[Opening TASK DATA section]

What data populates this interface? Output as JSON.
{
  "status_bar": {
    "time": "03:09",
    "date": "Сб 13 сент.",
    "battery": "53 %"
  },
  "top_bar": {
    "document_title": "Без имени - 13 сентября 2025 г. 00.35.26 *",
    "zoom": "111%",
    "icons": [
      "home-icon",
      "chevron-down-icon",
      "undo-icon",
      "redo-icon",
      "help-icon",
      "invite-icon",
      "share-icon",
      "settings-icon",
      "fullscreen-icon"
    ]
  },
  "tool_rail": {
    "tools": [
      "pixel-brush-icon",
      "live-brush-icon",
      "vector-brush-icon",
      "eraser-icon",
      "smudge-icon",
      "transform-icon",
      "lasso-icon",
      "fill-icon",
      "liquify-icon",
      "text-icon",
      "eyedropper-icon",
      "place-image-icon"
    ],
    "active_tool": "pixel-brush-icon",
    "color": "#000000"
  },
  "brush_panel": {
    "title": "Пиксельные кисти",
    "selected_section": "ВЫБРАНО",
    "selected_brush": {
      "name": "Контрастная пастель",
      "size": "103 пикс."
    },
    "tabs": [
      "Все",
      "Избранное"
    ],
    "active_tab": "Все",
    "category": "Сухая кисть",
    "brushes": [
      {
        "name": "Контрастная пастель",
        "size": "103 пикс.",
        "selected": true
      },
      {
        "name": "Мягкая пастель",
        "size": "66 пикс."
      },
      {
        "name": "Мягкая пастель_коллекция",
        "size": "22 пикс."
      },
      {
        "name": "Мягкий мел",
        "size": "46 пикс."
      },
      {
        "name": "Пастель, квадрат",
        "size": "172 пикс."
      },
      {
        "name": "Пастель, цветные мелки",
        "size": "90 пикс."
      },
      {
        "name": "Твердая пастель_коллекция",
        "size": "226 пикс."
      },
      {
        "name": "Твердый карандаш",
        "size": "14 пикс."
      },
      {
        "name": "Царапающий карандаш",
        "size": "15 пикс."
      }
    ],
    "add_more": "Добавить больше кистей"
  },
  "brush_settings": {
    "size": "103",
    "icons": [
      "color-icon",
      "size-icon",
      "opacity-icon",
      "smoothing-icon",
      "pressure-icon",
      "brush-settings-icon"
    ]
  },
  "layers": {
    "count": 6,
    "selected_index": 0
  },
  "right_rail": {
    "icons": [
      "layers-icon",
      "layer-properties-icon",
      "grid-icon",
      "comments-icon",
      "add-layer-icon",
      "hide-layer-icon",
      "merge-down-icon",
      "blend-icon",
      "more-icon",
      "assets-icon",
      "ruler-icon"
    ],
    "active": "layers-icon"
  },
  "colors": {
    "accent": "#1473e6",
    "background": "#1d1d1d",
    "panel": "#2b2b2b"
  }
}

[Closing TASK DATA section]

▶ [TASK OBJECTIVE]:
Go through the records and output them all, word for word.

▶ [PROBLEM SOLUTION]:
What data populates this interface? Output as JSON.
{
  "status_bar": {
    "time": "03:09",
    "date": "Сб 13 сент.",
    "battery": "53 %"
  },
  "top_bar": {
    "document_title": "Без имени - 13 сентября 2025 г. 00.35.26 *",
    "zoom": "111%",
    "icons": [
      "home-icon",
      "chevron-down-icon",
      "undo-icon",
      "redo-icon",
      "help-icon",
      "invite-icon",
      "share-icon",
      "settings-icon",
      "fullscreen-icon"
    ]
  },
  "tool_rail": {
    "tools": [
      "pixel-brush-icon",
      "live-brush-icon",
      "vector-brush-icon",
      "eraser-icon",
      "smudge-icon",
      "transform-icon",
      "lasso-icon",
      "fill-icon",
      "liquify-icon",
      "text-icon",
      "eyedropper-icon",
      "place-image-icon"
    ],
    "active_tool": "pixel-brush-icon",
    "color": "#000000"
  },
  "brush_panel": {
    "title": "Пиксельные кисти",
    "selected_section": "ВЫБРАНО",
    "selected_brush": {
      "name": "Контрастная пастель",
      "size": "103 пикс."
    },
    "tabs": [
      "Все",
      "Избранное"
    ],
    "active_tab": "Все",
    "category": "Сухая кисть",
    "brushes": [
      {
        "name": "Контрастная пастель",
        "size": "103 пикс.",
        "selected": true
      },
      {
        "name": "Мягкая пастель",
        "size": "66 пикс."
      },
      {
        "name": "Мягкая пастель_коллекция",
        "size": "22 пикс."
      },
      {
        "name": "Мягкий мел",
        "size": "46 пикс."
      },
      {
        "name": "Пастель, квадрат",
        "size": "172 пикс."
      },
      {
        "name": "Пастель, цветные мелки",
        "size": "90 пикс."
      },
      {
        "name": "Твердая пастель_коллекция",
        "size": "226 пикс."
      },
      {
        "name": "Твердый карандаш",
        "size": "14 пикс."
      },
      {
        "name": "Царапающий карандаш",
        "size": "15 пикс."
      }
    ],
    "add_more": "Добавить больше кистей"
  },
  "brush_settings": {
    "size": "103",
    "icons": [
      "color-icon",
      "size-icon",
      "opacity-icon",
      "smoothing-icon",
      "pressure-icon",
      "brush-settings-icon"
    ]
  },
  "layers": {
    "count": 6,
    "selected_index": 0
  },
  "right_rail": {
    "icons": [
      "layers-icon",
      "layer-properties-icon",
      "grid-icon",
      "comments-icon",
      "add-layer-icon",
      "hide-layer-icon",
      "merge-down-icon",
      "blend-icon",
      "more-icon",
      "assets-icon",
      "ruler-icon"
    ],
    "active": "layers-icon"
  },
  "colors": {
    "accent": "#1473e6",
    "background": "#1d1d1d",
    "panel": "#2b2b2b"
  }
}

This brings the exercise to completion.